Excerpts from an interface dataset:
....................

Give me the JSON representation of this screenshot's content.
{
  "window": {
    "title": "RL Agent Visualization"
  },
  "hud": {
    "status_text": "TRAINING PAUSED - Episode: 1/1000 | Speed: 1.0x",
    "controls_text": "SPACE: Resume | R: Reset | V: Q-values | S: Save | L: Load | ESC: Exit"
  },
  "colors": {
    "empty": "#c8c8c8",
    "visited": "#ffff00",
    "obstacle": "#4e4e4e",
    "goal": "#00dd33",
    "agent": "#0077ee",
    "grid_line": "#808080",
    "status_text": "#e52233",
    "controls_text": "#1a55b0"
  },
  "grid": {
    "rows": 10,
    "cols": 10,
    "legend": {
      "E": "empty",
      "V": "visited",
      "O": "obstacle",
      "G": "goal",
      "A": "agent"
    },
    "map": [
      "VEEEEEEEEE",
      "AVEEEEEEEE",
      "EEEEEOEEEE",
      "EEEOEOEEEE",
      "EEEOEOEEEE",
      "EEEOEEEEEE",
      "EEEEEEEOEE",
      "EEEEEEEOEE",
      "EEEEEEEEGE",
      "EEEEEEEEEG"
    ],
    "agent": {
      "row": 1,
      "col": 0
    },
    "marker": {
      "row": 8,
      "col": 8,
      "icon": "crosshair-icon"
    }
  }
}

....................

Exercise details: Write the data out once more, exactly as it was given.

Reply:
Give me the JSON representation of this screenshot's content.
{
  "window": {
    "title": "RL Agent Visualization"
  },
  "hud": {
    "status_text": "TRAINING PAUSED - Episode: 1/1000 | Speed: 1.0x",
    "controls_text": "SPACE: Resume | R: Reset | V: Q-values | S: Save | L: Load | ESC: Exit"
  },
  "colors": {
    "empty": "#c8c8c8",
    "visited": "#ffff00",
    "obstacle": "#4e4e4e",
    "goal": "#00dd33",
    "agent": "#0077ee",
    "grid_line": "#808080",
    "status_text": "#e52233",
    "controls_text": "#1a55b0"
  },
  "grid": {
    "rows": 10,
    "cols": 10,
    "legend": {
      "E": "empty",
      "V": "visited",
      "O": "obstacle",
      "G": "goal",
      "A": "agent"
    },
    "map": [
      "VEEEEEEEEE",
      "AVEEEEEEEE",
      "EEEEEOEEEE",
      "EEEOEOEEEE",
      "EEEOEOEEEE",
      "EEEOEEEEEE",
      "EEEEEEEOEE",
      "EEEEEEEOEE",
      "EEEEEEEEGE",
      "EEEEEEEEEG"
    ],
    "agent": {
      "row": 1,
      "col": 0
    },
    "marker": {
      "row": 8,
      "col": 8,
      "icon": "crosshair-icon"
    }
  }
}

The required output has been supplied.